**Problem details**
The word "title" marks the lines you need; copy each of them from the data.

───── Task material ─────

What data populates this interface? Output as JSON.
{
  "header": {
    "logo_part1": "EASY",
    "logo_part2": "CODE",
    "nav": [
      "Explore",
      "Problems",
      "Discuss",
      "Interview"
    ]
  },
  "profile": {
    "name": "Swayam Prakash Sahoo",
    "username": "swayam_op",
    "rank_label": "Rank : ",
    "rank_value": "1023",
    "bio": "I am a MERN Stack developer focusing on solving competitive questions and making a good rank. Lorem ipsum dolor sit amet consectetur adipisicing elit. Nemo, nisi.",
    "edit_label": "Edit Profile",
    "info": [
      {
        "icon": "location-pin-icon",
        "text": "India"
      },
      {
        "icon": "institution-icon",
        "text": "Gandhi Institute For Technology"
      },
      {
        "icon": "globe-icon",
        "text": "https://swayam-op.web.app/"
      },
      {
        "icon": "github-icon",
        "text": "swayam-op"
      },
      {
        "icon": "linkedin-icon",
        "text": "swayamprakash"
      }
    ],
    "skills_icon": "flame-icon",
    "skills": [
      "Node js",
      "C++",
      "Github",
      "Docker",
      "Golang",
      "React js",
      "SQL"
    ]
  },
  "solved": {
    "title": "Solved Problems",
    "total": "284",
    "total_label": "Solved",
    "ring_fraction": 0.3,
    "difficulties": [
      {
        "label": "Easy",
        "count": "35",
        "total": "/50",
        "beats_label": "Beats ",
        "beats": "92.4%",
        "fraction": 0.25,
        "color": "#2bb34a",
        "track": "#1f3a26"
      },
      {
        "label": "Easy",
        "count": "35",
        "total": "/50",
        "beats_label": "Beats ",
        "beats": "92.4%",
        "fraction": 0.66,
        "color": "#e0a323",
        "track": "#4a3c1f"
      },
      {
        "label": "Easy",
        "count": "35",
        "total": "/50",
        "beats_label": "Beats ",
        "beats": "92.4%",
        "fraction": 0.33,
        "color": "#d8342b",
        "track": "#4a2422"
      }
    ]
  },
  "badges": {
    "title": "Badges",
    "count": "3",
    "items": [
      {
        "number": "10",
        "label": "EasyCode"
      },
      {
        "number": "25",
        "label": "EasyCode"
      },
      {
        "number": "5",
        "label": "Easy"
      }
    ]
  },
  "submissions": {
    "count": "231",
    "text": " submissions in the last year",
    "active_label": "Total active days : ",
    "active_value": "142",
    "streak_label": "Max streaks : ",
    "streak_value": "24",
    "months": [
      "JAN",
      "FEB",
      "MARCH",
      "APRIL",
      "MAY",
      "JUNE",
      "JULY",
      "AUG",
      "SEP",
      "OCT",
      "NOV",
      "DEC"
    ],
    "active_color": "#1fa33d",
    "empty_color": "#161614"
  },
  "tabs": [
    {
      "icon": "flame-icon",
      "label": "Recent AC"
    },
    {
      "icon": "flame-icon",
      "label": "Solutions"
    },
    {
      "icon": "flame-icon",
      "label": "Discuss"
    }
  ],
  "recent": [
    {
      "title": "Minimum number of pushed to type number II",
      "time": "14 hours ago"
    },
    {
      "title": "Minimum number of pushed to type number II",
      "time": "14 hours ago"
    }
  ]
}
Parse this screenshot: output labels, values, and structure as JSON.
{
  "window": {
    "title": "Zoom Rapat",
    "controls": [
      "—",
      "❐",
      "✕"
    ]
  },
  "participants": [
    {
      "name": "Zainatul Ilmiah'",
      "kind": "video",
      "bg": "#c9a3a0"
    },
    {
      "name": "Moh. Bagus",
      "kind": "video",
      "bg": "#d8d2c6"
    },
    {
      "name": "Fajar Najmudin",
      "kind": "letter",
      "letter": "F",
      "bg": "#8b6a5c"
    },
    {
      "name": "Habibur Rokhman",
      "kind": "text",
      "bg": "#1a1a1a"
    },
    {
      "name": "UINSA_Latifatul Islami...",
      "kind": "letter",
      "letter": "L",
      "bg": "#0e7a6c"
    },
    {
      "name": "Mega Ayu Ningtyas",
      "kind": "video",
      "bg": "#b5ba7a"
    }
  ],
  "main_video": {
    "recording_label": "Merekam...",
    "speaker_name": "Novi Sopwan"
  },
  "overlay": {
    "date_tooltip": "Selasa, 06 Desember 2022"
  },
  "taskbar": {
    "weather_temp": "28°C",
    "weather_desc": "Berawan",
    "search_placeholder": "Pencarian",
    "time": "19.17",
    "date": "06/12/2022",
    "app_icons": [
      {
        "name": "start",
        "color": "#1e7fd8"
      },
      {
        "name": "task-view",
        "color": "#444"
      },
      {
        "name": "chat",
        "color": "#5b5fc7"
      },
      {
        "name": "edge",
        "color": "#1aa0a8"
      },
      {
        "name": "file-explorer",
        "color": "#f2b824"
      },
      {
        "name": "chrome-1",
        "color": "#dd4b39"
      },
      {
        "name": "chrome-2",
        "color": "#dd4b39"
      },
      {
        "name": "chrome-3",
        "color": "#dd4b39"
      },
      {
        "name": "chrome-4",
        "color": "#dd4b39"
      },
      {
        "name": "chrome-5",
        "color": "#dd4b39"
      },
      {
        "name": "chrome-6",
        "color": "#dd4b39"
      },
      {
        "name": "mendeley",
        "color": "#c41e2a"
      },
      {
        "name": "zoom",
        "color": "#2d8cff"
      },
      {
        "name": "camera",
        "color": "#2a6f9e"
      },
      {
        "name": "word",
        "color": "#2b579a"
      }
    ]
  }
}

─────

**Solution to this exercise**
    "title": "Solved Problems",
    "title": "Badges",
      "title": "Minimum number of pushed to type number II",
      "title": "Minimum number of pushed to type number II",
    "title": "Zoom Rapat",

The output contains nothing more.